* DESCRIPTION OF THE TASK: Copy every line of the records below where the word "background" occurs.

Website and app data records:
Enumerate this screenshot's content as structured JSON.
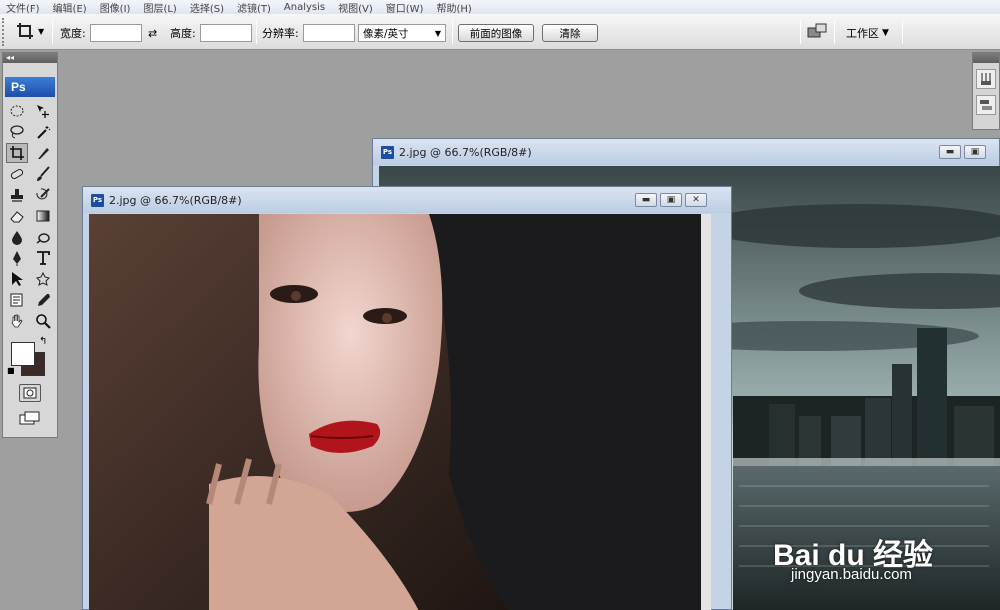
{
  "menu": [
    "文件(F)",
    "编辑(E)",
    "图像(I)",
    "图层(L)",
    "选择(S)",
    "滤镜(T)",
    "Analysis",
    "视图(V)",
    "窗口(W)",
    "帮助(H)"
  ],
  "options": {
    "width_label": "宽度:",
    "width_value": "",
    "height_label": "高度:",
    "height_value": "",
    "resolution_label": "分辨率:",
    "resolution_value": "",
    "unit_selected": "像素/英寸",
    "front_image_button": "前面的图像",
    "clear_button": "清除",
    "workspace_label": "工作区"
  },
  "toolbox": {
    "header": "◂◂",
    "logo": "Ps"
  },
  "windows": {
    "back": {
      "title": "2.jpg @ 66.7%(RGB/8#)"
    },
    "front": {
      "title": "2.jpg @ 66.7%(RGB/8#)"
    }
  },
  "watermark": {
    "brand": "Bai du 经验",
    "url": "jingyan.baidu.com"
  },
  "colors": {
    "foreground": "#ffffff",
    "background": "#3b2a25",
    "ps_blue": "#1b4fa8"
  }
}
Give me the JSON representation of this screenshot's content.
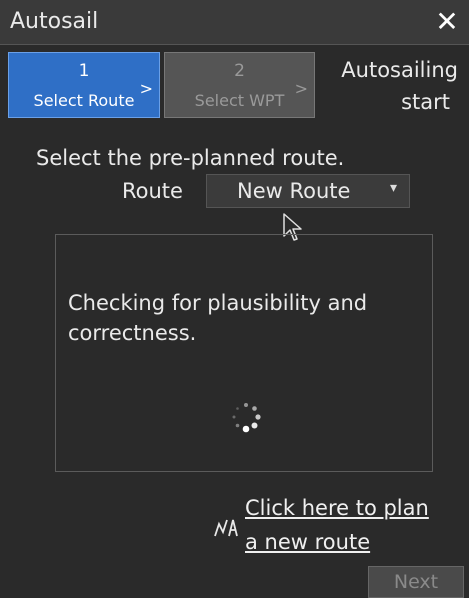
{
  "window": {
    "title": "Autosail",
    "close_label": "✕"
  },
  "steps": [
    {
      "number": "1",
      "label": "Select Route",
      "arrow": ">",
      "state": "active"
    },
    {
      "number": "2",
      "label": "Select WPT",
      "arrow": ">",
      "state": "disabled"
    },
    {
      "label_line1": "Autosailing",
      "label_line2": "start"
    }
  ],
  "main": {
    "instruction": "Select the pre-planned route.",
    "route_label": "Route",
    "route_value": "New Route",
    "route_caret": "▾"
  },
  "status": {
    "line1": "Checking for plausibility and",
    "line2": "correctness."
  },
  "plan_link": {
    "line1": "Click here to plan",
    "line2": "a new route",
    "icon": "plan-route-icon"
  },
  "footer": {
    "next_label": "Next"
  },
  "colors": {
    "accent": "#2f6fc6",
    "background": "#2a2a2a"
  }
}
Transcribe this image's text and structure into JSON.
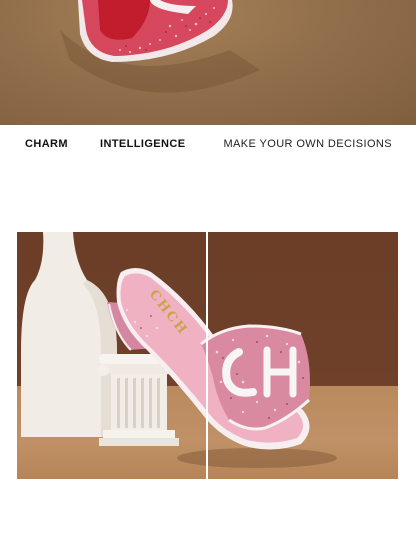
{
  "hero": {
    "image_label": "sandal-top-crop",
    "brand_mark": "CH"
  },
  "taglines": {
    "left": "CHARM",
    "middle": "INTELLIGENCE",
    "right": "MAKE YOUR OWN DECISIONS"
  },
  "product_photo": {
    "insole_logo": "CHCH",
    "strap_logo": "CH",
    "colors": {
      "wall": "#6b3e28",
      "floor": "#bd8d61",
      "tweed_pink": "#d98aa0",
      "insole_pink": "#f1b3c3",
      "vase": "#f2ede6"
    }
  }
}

* SOLUTION:
    "background": "#3b2a25",
    "background": "#2a2a2a"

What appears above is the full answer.